This is a bit of random rant. Just warning you: put on the thick skin for it.
For all of our talk about helping the poor, sometimes we forget that the bible often uses poverty as a pejorative and wealth as evidence of honor. This happens frequently in Proverbs, where the sluggard, or the slothful individual is considered poor—because he is in straits which he himself has created. Thus, the converse becomes a man of honor or dignity.
Wealth brings many new friends,
but a poor man is deserted by his friend.
(Proverbs 19:4 ESV)
This is not about to be doubly corrected with some sort of “but…” in the next verse, either. This is what it says, and, since we can’t just read this snippet of wisdom literature without comparing Scripture with Scripture, we must conclude that wealth is inherently, morally good, and poverty is inherently, morally wrong. The writer of Proverbs is simply stating a fact.
But what else can be apprehended by passages like this one?
I think it’s a good case for human dignity. The kind of dignity that would form the Oxford dictionary sample phrase, “a man of dignity and unbending principle”. The type of dignity where principles are important to men.
I bring this up because I see an utter contempt and rebellion towards dignity in most men these days. Ironically, they want the title of “man”, or even the title of “man of dignity” or “man of integrity”, but do nothing to earn this title, nor do they do anything to keep this title even if it were arbitrarily given.
What does it mean to have unbending principles? I suppose you can quickly infer from my other posts that there a numerous principles on which I choose not to bend. This typically gets me titles more like cold, pious, arrogant, critical, negative, unloving, and the like, rather than “a man of dignity and unbending principle”. Perhaps I’m still learning how to work those out… But I would also submit that society’s present temperament disallows any unbending principles except the one, “there should be no unbending principles”.
More to the point, men are full of idyllic sentimentalism these days: we are typically myopic milquetoasts that romanticize our laziness and disgracefulness, believing it to be some sort of badge of honor that deserves ogling and over which others should be swooning. If asked, a man of dignity from half a century ago would be appalled at the suggestion of advertising his ineptitudes.
Where does this play out? Well unfortunately, doctor, it’s systemic.
Take education… Our handwriting is terrible. Our spelling is atrocious. Our ability to communicate in written or typed form is without excuse. Our skill in reading anything that would pass for academic material from prior to 1900 is nil. Our comprehension of our own language is abominable. Our comprehension of other languages—or even our ability to learn them—is reprehensible. Our knowledge of history—even history from less than a century ago—is limited to, in most generous cases, less than 5 minutes ago.
But that’s not all!
Take theology… Most Protestants have no idea what propitiation is, even though it’s debatably the single most important concept in Protestant Christianity. This is to say nothing of our theological vapidity regarding any other subject.
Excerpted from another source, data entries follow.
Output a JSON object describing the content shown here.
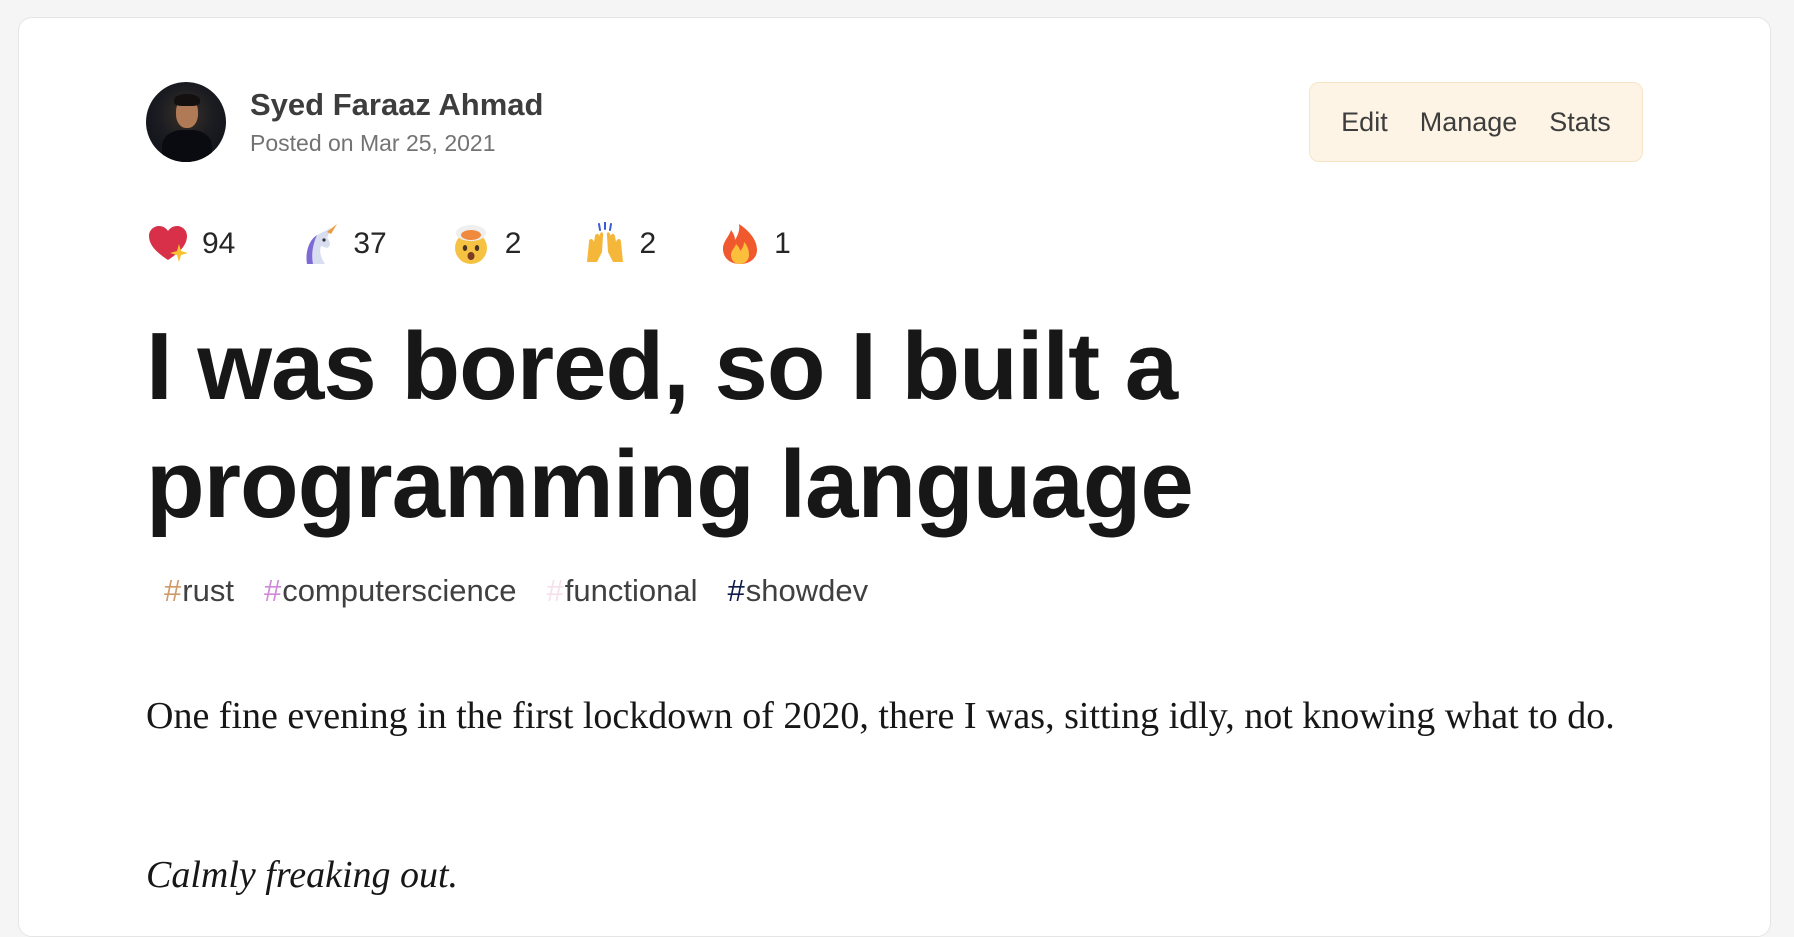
{
  "author": {
    "name": "Syed Faraaz Ahmad",
    "posted": "Posted on Mar 25, 2021"
  },
  "actions": {
    "edit": "Edit",
    "manage": "Manage",
    "stats": "Stats"
  },
  "reactions": [
    {
      "icon": "sparkle-heart-icon",
      "count": "94"
    },
    {
      "icon": "unicorn-icon",
      "count": "37"
    },
    {
      "icon": "exploding-head-icon",
      "count": "2"
    },
    {
      "icon": "raised-hands-icon",
      "count": "2"
    },
    {
      "icon": "fire-icon",
      "count": "1"
    }
  ],
  "title": "I was bored, so I built a programming language",
  "tags": [
    {
      "hash": "#",
      "label": "rust",
      "color": "#d09a6a"
    },
    {
      "hash": "#",
      "label": "computerscience",
      "color": "#d08ad8"
    },
    {
      "hash": "#",
      "label": "functional",
      "color": "#f5e1ec"
    },
    {
      "hash": "#",
      "label": "showdev",
      "color": "#0e1a4a"
    }
  ],
  "body": {
    "p1": "One fine evening in the first lockdown of 2020, there I was, sitting idly, not knowing what to do.",
    "p2": "Calmly freaking out."
  }
}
When asked, the average professing Christian doesn’t even know the difference between major denominations like Presbyterian and Baptist.
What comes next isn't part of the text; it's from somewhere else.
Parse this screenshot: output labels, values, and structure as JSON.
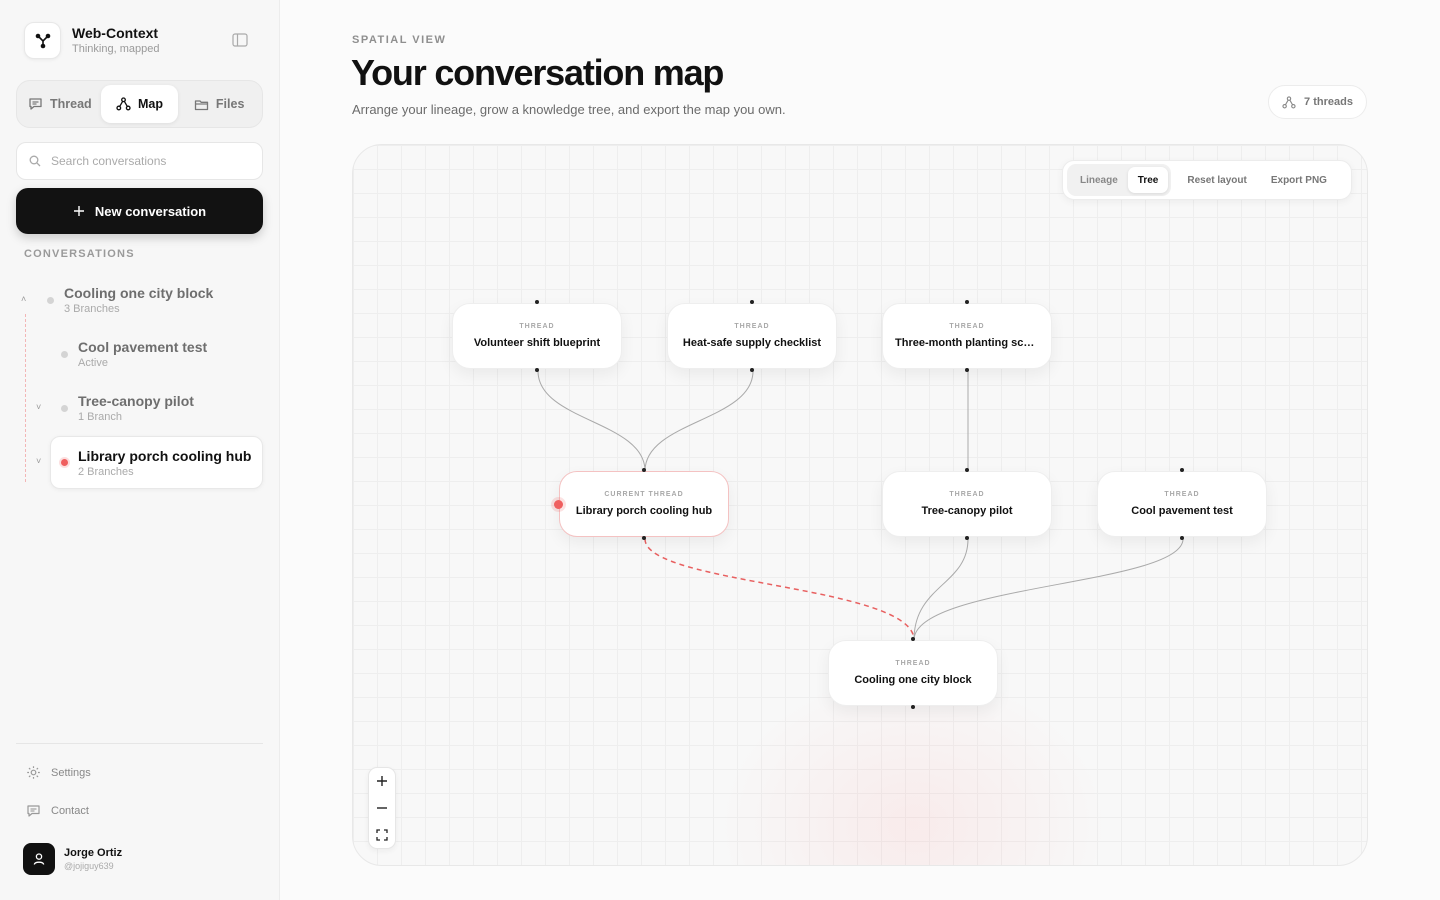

How about work ethic? I encounter this a lot now that I’m in a rural area. There are hard-working people out here—VERY hard-working people. Farmers get up at times that most Americans only recognize as that time when you go to the diner to get a cup of coffee and get sober. They go to bed dirty and tired—having to repeat the same work day again and again—all the while praying to make pennies more this year than last, provided God cooperates with the weather. Instead of this attitude, though, I know folks from 30 to 60 who are proudly collecting unemployment because it’s more monetarily beneficial to take welfare from the government and sit around than it is to get a job and earn a wage.
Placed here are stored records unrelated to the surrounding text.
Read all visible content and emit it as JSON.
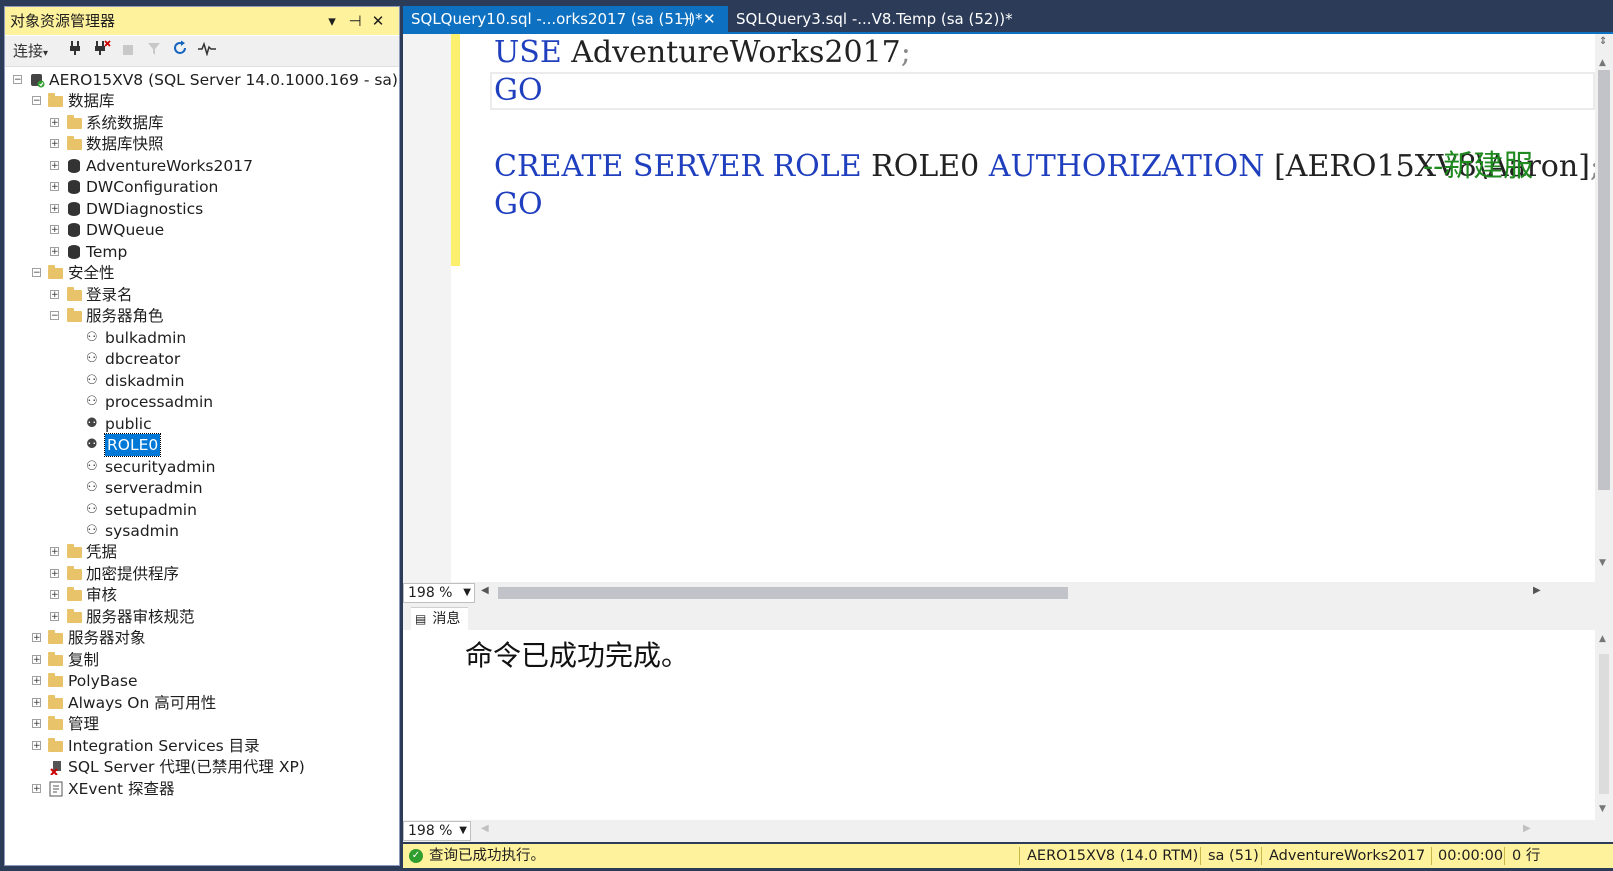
{
  "object_explorer": {
    "title": "对象资源管理器",
    "pin": "⊣",
    "menu": "▾",
    "close": "✕",
    "toolbar": {
      "connect_label": "连接",
      "connect_arrow": "▾"
    },
    "server_node": "AERO15XV8 (SQL Server 14.0.1000.169 - sa)",
    "tree": {
      "databases": "数据库",
      "system_databases": "系统数据库",
      "database_snapshots": "数据库快照",
      "db_adventureworks": "AdventureWorks2017",
      "db_dwconfiguration": "DWConfiguration",
      "db_dwdiagnostics": "DWDiagnostics",
      "db_dwqueue": "DWQueue",
      "db_temp": "Temp",
      "security": "安全性",
      "logins": "登录名",
      "server_roles": "服务器角色",
      "roles": [
        "bulkadmin",
        "dbcreator",
        "diskadmin",
        "processadmin",
        "public",
        "ROLE0",
        "securityadmin",
        "serveradmin",
        "setupadmin",
        "sysadmin"
      ],
      "credentials": "凭据",
      "crypto_providers": "加密提供程序",
      "audits": "审核",
      "server_audit_specs": "服务器审核规范",
      "server_objects": "服务器对象",
      "replication": "复制",
      "polybase": "PolyBase",
      "always_on": "Always On 高可用性",
      "management": "管理",
      "integration_services": "Integration Services 目录",
      "sql_agent": "SQL Server 代理(已禁用代理 XP)",
      "xevent": "XEvent 探查器"
    }
  },
  "tabs": [
    {
      "label": "SQLQuery10.sql -...orks2017 (sa (51))*",
      "pin": "⊣",
      "close": "✕"
    },
    {
      "label": "SQLQuery3.sql -...V8.Temp (sa (52))*"
    }
  ],
  "editor": {
    "line1_kw": "USE",
    "line1_rest": " AdventureWorks2017",
    "line1_semi": ";",
    "line2_kw": "GO",
    "line4_kw1": "CREATE",
    "line4_kw2": "SERVER",
    "line4_kw3": "ROLE",
    "line4_name": "ROLE0",
    "line4_kw4": "AUTHORIZATION",
    "line4_owner": "[AERO15XV8\\Aaron]",
    "line4_semi": ";",
    "line4_comment": "--新建服",
    "line5_kw": "GO"
  },
  "zoom_editor": "198 %",
  "zoom_results": "198 %",
  "results": {
    "tab_label": "消息",
    "message": "命令已成功完成。"
  },
  "status": {
    "message": "查询已成功执行。",
    "server": "AERO15XV8 (14.0 RTM)",
    "user": "sa (51)",
    "database": "AdventureWorks2017",
    "time": "00:00:00",
    "rows": "0 行"
  }
}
Not more than 100 years ago—or even in your nearest third world country!—people would bend over backward to receive the educations available to all of us now. What would they say to those of us who can’t even remember how to conjugate a verb in our required foreign language? What would they say to those of us who don’t know the differences between common misused homophones (e.g., to/too/two, or their/there/they’re, or your/you’re)?
How about the theologians who came before us? They would be appalled at our compromises and vacuous “statements of belief”. And I’m not even going to consider what some of them—especially those who died to bring us a bible in the vernacular—might do to us if they knew what we assumed. neglected, or simply disregarded.
Finally, what do you really think about the government—or even yourself—if you’re just sitting at home while reading this, collecting unemployment/welfare or (like my wife recently witnessed in a grocery store), buying four grocery bags of Easter candy along with her WIC items? Do you really think you’re setting an example for the future generations (some of whom may be under your care) by working as little as possible for your money? Is that really going to help to set up their future so that they will know what it means to “work heartily, as for the Lord and not for men, knowing that from the Lord you will receive the inheritance as your reward. You are serving the Lord Christ.” (Colossians 3:23-24 ESV)
Okay. Rant over.